BEGIN

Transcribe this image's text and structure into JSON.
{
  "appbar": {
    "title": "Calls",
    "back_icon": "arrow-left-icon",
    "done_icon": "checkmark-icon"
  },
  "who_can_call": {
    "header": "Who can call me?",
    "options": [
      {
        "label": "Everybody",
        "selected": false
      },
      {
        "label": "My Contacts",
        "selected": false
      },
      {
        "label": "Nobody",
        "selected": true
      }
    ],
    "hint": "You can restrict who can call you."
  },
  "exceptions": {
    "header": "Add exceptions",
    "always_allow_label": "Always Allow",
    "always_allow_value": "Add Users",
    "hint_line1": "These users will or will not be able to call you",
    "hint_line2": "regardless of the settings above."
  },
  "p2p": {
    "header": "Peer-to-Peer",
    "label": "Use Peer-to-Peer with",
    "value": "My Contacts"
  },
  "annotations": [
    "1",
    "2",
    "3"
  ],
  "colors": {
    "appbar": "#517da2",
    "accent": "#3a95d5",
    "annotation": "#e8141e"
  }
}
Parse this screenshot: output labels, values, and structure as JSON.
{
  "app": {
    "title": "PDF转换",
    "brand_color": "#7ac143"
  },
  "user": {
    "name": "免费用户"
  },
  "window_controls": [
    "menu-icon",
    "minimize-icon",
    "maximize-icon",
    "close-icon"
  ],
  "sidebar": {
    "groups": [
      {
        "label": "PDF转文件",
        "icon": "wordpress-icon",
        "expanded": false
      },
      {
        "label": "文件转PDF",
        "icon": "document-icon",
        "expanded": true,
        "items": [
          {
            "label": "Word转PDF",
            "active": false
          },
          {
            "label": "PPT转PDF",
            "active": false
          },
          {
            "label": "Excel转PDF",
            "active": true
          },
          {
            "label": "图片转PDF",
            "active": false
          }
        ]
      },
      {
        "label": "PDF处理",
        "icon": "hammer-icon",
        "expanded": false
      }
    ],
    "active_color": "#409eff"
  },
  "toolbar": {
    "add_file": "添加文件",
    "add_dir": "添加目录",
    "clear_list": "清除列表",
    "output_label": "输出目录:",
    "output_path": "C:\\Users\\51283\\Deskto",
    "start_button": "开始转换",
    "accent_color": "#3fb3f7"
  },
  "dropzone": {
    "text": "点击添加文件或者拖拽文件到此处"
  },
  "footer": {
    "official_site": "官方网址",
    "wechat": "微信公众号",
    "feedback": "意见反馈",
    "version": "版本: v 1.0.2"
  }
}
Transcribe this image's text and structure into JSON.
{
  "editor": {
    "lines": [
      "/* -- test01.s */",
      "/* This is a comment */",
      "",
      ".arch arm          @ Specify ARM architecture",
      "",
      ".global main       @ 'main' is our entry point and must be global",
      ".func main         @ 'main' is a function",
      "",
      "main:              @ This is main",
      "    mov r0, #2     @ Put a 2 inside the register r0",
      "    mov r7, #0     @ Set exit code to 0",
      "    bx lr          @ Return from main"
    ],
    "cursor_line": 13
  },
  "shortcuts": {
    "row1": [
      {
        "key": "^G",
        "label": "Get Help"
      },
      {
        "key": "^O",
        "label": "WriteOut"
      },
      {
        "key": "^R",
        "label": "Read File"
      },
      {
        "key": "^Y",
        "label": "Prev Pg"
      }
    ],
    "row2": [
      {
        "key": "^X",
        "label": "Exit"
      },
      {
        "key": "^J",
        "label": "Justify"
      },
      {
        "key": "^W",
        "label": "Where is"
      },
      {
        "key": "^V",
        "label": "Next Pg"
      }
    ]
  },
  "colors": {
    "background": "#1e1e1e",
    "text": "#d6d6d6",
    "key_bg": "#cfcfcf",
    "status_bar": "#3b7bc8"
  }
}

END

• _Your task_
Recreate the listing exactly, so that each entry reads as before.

• _Solution to this task_
Transcribe this image's text and structure into JSON.
{
  "appbar": {
    "title": "Calls",
    "back_icon": "arrow-left-icon",
    "done_icon": "checkmark-icon"
  },
  "who_can_call": {
    "header": "Who can call me?",
    "options": [
      {
        "label": "Everybody",
        "selected": false
      },
      {
        "label": "My Contacts",
        "selected": false
      },
      {
        "label": "Nobody",
        "selected": true
      }
    ],
    "hint": "You can restrict who can call you."
  },
  "exceptions": {
    "header": "Add exceptions",
    "always_allow_label": "Always Allow",
    "always_allow_value": "Add Users",
    "hint_line1": "These users will or will not be able to call you",
    "hint_line2": "regardless of the settings above."
  },
  "p2p": {
    "header": "Peer-to-Peer",
    "label": "Use Peer-to-Peer with",
    "value": "My Contacts"
  },
  "annotations": [
    "1",
    "2",
    "3"
  ],
  "colors": {
    "appbar": "#517da2",
    "accent": "#3a95d5",
    "annotation": "#e8141e"
  }
}
Parse this screenshot: output labels, values, and structure as JSON.
{
  "app": {
    "title": "PDF转换",
    "brand_color": "#7ac143"
  },
  "user": {
    "name": "免费用户"
  },
  "window_controls": [
    "menu-icon",
    "minimize-icon",
    "maximize-icon",
    "close-icon"
  ],
  "sidebar": {
    "groups": [
      {
        "label": "PDF转文件",
        "icon": "wordpress-icon",
        "expanded": false
      },
      {
        "label": "文件转PDF",
        "icon": "document-icon",
        "expanded": true,
        "items": [
          {
            "label": "Word转PDF",
            "active": false
          },
          {
            "label": "PPT转PDF",
            "active": false
          },
          {
            "label": "Excel转PDF",
            "active": true
          },
          {
            "label": "图片转PDF",
            "active": false
          }
        ]
      },
      {
        "label": "PDF处理",
        "icon": "hammer-icon",
        "expanded": false
      }
    ],
    "active_color": "#409eff"
  },
  "toolbar": {
    "add_file": "添加文件",
    "add_dir": "添加目录",
    "clear_list": "清除列表",
    "output_label": "输出目录:",
    "output_path": "C:\\Users\\51283\\Deskto",
    "start_button": "开始转换",
    "accent_color": "#3fb3f7"
  },
  "dropzone": {
    "text": "点击添加文件或者拖拽文件到此处"
  },
  "footer": {
    "official_site": "官方网址",
    "wechat": "微信公众号",
    "feedback": "意见反馈",
    "version": "版本: v 1.0.2"
  }
}
Transcribe this image's text and structure into JSON.
{
  "editor": {
    "lines": [
      "/* -- test01.s */",
      "/* This is a comment */",
      "",
      ".arch arm          @ Specify ARM architecture",
      "",
      ".global main       @ 'main' is our entry point and must be global",
      ".func main         @ 'main' is a function",
      "",
      "main:              @ This is main",
      "    mov r0, #2     @ Put a 2 inside the register r0",
      "    mov r7, #0     @ Set exit code to 0",
      "    bx lr          @ Return from main"
    ],
    "cursor_line": 13
  },
  "shortcuts": {
    "row1": [
      {
        "key": "^G",
        "label": "Get Help"
      },
      {
        "key": "^O",
        "label": "WriteOut"
      },
      {
        "key": "^R",
        "label": "Read File"
      },
      {
        "key": "^Y",
        "label": "Prev Pg"
      }
    ],
    "row2": [
      {
        "key": "^X",
        "label": "Exit"
      },
      {
        "key": "^J",
        "label": "Justify"
      },
      {
        "key": "^W",
        "label": "Where is"
      },
      {
        "key": "^V",
        "label": "Next Pg"
      }
    ]
  },
  "colors": {
    "background": "#1e1e1e",
    "text": "#d6d6d6",
    "key_bg": "#cfcfcf",
    "status_bar": "#3b7bc8"
  }
}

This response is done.